How many of the lines below contain the word "tell"? Only the number is wanted.

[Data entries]
====
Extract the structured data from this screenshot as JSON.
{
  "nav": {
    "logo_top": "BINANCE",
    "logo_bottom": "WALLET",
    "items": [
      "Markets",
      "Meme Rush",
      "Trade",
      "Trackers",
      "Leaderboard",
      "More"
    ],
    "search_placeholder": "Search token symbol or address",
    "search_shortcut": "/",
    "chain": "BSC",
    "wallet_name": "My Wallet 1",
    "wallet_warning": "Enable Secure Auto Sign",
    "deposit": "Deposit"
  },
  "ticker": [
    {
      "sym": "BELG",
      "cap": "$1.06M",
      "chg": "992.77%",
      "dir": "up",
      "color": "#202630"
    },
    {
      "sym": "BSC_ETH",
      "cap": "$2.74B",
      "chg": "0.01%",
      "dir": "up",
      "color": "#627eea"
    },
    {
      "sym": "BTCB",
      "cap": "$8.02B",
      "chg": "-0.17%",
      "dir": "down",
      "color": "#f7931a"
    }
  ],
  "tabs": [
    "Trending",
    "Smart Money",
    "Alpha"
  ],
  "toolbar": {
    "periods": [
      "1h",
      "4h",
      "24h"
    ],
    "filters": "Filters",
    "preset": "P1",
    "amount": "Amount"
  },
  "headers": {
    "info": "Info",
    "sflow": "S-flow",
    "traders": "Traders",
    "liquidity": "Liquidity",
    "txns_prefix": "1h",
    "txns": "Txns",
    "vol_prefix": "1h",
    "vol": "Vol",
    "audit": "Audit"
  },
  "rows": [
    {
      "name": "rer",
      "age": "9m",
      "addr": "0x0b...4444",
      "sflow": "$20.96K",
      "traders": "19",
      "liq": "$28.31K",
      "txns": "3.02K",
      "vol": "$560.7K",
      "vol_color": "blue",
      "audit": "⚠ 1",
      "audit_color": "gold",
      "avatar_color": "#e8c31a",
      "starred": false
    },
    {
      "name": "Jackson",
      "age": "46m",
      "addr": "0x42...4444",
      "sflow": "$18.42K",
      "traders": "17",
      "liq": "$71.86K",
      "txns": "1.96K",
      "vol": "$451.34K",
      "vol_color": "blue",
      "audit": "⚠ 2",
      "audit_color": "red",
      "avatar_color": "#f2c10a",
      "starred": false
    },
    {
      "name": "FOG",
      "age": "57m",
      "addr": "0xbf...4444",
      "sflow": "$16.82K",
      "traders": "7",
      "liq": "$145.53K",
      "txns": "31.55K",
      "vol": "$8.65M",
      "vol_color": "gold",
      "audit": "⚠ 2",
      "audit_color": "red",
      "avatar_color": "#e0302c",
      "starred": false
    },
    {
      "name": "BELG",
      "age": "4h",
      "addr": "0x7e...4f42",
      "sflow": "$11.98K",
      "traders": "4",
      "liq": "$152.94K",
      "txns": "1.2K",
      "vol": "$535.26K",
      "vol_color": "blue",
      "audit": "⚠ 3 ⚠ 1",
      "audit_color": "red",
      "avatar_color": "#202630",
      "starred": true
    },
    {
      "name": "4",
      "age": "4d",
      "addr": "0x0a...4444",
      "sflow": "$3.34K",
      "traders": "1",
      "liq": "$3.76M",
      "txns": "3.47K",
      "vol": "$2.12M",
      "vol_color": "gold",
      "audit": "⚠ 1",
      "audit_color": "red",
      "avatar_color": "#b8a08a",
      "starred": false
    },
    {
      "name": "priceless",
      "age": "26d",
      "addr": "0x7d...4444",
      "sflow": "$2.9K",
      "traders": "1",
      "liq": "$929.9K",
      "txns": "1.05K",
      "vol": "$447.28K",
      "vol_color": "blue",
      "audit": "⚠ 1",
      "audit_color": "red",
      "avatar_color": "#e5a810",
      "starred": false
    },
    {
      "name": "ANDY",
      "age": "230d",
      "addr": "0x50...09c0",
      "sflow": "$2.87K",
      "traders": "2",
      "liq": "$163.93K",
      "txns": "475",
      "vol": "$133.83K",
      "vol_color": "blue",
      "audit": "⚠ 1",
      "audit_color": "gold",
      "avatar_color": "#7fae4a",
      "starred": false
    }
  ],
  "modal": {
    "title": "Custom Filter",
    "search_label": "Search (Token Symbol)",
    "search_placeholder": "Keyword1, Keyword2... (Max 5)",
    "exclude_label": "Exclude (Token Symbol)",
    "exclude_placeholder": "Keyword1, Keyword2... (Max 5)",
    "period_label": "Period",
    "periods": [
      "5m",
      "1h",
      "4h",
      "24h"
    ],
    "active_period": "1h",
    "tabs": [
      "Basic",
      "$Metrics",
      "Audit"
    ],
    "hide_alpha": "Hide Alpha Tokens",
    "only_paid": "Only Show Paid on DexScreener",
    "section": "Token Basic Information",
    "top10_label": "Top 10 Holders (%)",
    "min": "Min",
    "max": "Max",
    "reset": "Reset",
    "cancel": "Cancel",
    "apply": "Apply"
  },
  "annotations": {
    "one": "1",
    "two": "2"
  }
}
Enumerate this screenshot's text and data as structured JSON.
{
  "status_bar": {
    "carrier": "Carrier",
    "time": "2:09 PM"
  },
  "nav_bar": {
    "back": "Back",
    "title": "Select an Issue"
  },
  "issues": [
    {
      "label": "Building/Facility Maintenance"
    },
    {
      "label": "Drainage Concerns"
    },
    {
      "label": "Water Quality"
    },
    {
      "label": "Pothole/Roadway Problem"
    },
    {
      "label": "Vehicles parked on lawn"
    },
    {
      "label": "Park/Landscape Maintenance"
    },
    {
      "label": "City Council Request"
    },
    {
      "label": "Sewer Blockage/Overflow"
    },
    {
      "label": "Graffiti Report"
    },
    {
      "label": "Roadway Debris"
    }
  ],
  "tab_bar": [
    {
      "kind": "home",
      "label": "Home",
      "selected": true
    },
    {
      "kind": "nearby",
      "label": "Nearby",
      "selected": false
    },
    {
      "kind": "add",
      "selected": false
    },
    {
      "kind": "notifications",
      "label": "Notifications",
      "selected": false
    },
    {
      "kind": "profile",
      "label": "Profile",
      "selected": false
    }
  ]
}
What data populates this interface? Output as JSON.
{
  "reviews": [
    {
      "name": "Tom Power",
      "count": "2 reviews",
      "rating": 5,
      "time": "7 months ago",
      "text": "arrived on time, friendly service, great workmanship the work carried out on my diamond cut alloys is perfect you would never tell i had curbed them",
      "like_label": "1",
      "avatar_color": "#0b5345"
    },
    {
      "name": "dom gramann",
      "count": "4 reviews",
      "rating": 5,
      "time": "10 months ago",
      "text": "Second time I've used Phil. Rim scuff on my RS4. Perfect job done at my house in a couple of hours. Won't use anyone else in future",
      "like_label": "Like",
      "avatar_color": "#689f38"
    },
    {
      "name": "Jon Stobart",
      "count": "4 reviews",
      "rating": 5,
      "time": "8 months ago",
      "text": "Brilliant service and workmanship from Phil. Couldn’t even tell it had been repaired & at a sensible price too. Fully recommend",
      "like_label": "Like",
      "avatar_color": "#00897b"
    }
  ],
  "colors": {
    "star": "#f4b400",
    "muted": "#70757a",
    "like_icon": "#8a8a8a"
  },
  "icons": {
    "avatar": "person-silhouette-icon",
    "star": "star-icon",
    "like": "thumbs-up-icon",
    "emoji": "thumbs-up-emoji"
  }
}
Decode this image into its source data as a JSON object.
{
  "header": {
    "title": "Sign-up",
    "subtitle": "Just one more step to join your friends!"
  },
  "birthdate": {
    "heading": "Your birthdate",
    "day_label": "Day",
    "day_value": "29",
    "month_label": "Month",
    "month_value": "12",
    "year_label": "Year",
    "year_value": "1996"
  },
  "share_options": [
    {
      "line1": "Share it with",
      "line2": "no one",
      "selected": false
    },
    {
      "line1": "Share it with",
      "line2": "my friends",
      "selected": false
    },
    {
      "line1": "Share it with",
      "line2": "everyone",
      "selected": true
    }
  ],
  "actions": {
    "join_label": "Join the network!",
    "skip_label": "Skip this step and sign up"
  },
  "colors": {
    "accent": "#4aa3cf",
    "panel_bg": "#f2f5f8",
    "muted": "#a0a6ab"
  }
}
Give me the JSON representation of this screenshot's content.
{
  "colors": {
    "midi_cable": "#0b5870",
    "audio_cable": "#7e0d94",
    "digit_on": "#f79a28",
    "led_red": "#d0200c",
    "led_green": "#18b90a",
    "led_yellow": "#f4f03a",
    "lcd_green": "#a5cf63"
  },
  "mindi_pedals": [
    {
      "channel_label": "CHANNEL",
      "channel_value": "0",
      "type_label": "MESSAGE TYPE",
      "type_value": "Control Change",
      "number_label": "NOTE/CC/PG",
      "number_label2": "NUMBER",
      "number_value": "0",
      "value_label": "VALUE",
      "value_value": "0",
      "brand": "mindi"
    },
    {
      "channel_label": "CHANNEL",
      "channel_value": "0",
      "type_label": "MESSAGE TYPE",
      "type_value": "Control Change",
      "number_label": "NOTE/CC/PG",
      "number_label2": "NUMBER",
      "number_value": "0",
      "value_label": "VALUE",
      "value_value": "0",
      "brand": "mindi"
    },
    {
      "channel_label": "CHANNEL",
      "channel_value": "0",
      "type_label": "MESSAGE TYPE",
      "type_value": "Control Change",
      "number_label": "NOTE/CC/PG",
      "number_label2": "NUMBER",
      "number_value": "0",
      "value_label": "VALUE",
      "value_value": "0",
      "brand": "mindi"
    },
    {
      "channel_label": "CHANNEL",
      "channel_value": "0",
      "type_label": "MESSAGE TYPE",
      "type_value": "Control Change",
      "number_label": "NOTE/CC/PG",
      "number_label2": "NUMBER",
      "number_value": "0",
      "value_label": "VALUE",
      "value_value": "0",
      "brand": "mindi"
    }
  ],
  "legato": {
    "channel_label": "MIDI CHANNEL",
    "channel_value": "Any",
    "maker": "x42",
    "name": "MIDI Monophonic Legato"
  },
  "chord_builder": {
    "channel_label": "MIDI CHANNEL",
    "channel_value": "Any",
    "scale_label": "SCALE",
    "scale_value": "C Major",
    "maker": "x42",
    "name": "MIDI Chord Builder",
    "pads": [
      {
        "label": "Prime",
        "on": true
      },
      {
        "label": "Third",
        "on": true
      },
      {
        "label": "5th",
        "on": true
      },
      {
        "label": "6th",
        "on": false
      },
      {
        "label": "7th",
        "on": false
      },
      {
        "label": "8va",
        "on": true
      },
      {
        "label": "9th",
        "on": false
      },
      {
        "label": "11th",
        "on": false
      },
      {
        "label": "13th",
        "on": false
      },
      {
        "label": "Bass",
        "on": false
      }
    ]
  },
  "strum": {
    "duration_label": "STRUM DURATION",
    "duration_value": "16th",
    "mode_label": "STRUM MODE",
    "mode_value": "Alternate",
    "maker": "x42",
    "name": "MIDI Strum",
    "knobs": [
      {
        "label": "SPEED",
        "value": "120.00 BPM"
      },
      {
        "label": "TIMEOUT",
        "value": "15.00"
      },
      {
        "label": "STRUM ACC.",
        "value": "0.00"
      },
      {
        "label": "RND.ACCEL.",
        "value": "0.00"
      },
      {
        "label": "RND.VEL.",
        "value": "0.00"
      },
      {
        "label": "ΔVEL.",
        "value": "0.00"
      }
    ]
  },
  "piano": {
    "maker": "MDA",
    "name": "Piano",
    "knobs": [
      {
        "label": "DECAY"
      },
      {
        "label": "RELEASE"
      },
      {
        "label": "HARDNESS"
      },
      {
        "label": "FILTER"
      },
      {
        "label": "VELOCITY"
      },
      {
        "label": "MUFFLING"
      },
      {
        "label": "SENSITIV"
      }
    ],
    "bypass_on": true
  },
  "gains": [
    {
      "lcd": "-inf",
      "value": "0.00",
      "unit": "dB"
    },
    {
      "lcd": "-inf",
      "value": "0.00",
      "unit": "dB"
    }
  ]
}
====
= Answer for the task =
2